» **Data to examine**:
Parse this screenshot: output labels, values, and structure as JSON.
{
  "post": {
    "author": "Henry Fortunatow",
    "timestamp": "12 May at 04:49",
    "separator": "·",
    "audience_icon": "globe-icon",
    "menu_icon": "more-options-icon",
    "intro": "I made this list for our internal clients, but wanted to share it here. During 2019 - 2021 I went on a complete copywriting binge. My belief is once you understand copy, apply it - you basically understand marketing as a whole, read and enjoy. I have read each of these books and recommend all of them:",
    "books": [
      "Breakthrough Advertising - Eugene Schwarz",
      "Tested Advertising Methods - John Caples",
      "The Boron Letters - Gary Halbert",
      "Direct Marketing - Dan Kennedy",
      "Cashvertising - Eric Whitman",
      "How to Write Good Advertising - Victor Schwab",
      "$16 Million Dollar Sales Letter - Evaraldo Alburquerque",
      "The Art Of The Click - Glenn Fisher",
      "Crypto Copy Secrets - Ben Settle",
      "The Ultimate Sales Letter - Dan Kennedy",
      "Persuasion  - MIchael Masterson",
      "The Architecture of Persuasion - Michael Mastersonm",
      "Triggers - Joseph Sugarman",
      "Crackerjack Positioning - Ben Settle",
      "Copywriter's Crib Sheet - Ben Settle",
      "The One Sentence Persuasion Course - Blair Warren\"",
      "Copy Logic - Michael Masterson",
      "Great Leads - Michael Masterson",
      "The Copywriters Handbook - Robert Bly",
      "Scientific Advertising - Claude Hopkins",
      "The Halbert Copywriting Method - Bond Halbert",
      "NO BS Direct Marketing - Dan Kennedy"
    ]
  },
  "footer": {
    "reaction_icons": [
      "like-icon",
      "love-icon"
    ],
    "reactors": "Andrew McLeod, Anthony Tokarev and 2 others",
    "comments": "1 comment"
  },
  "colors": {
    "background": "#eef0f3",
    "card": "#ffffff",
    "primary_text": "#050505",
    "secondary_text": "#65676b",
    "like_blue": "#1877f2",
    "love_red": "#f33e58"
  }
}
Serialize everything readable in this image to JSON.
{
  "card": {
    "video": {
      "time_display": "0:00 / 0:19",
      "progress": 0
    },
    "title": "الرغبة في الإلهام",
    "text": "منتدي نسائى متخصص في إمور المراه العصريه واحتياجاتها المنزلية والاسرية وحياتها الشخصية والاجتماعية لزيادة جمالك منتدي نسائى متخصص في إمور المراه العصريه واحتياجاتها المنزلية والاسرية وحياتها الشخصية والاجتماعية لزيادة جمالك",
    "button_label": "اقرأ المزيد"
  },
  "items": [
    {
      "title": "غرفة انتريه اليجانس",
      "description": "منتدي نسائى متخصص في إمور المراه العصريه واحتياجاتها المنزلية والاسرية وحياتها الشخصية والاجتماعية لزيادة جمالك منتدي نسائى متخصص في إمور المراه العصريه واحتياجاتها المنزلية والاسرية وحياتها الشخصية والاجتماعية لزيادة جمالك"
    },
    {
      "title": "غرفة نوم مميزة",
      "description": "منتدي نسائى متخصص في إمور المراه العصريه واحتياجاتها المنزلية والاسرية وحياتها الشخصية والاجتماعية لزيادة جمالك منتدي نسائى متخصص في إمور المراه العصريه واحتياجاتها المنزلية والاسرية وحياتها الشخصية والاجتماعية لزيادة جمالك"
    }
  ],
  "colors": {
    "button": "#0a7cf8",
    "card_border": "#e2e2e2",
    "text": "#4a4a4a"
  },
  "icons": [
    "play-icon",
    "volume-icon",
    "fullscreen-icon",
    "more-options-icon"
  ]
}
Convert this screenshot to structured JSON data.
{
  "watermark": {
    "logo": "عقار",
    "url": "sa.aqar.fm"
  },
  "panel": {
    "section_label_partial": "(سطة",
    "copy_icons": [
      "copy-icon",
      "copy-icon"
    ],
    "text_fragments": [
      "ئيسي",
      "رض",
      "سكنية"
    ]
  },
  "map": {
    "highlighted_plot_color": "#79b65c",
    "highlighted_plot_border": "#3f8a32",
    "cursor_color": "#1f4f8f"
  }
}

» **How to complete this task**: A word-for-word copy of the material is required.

» **Exercise answer**:
Parse this screenshot: output labels, values, and structure as JSON.
{
  "post": {
    "author": "Henry Fortunatow",
    "timestamp": "12 May at 04:49",
    "separator": "·",
    "audience_icon": "globe-icon",
    "menu_icon": "more-options-icon",
    "intro": "I made this list for our internal clients, but wanted to share it here. During 2019 - 2021 I went on a complete copywriting binge. My belief is once you understand copy, apply it - you basically understand marketing as a whole, read and enjoy. I have read each of these books and recommend all of them:",
    "books": [
      "Breakthrough Advertising - Eugene Schwarz",
      "Tested Advertising Methods - John Caples",
      "The Boron Letters - Gary Halbert",
      "Direct Marketing - Dan Kennedy",
      "Cashvertising - Eric Whitman",
      "How to Write Good Advertising - Victor Schwab",
      "$16 Million Dollar Sales Letter - Evaraldo Alburquerque",
      "The Art Of The Click - Glenn Fisher",
      "Crypto Copy Secrets - Ben Settle",
      "The Ultimate Sales Letter - Dan Kennedy",
      "Persuasion  - MIchael Masterson",
      "The Architecture of Persuasion - Michael Mastersonm",
      "Triggers - Joseph Sugarman",
      "Crackerjack Positioning - Ben Settle",
      "Copywriter's Crib Sheet - Ben Settle",
      "The One Sentence Persuasion Course - Blair Warren\"",
      "Copy Logic - Michael Masterson",
      "Great Leads - Michael Masterson",
      "The Copywriters Handbook - Robert Bly",
      "Scientific Advertising - Claude Hopkins",
      "The Halbert Copywriting Method - Bond Halbert",
      "NO BS Direct Marketing - Dan Kennedy"
    ]
  },
  "footer": {
    "reaction_icons": [
      "like-icon",
      "love-icon"
    ],
    "reactors": "Andrew McLeod, Anthony Tokarev and 2 others",
    "comments": "1 comment"
  },
  "colors": {
    "background": "#eef0f3",
    "card": "#ffffff",
    "primary_text": "#050505",
    "secondary_text": "#65676b",
    "like_blue": "#1877f2",
    "love_red": "#f33e58"
  }
}
Serialize everything readable in this image to JSON.
{
  "card": {
    "video": {
      "time_display": "0:00 / 0:19",
      "progress": 0
    },
    "title": "الرغبة في الإلهام",
    "text": "منتدي نسائى متخصص في إمور المراه العصريه واحتياجاتها المنزلية والاسرية وحياتها الشخصية والاجتماعية لزيادة جمالك منتدي نسائى متخصص في إمور المراه العصريه واحتياجاتها المنزلية والاسرية وحياتها الشخصية والاجتماعية لزيادة جمالك",
    "button_label": "اقرأ المزيد"
  },
  "items": [
    {
      "title": "غرفة انتريه اليجانس",
      "description": "منتدي نسائى متخصص في إمور المراه العصريه واحتياجاتها المنزلية والاسرية وحياتها الشخصية والاجتماعية لزيادة جمالك منتدي نسائى متخصص في إمور المراه العصريه واحتياجاتها المنزلية والاسرية وحياتها الشخصية والاجتماعية لزيادة جمالك"
    },
    {
      "title": "غرفة نوم مميزة",
      "description": "منتدي نسائى متخصص في إمور المراه العصريه واحتياجاتها المنزلية والاسرية وحياتها الشخصية والاجتماعية لزيادة جمالك منتدي نسائى متخصص في إمور المراه العصريه واحتياجاتها المنزلية والاسرية وحياتها الشخصية والاجتماعية لزيادة جمالك"
    }
  ],
  "colors": {
    "button": "#0a7cf8",
    "card_border": "#e2e2e2",
    "text": "#4a4a4a"
  },
  "icons": [
    "play-icon",
    "volume-icon",
    "fullscreen-icon",
    "more-options-icon"
  ]
}
Convert this screenshot to structured JSON data.
{
  "watermark": {
    "logo": "عقار",
    "url": "sa.aqar.fm"
  },
  "panel": {
    "section_label_partial": "(سطة",
    "copy_icons": [
      "copy-icon",
      "copy-icon"
    ],
    "text_fragments": [
      "ئيسي",
      "رض",
      "سكنية"
    ]
  },
  "map": {
    "highlighted_plot_color": "#79b65c",
    "highlighted_plot_border": "#3f8a32",
    "cursor_color": "#1f4f8f"
  }
}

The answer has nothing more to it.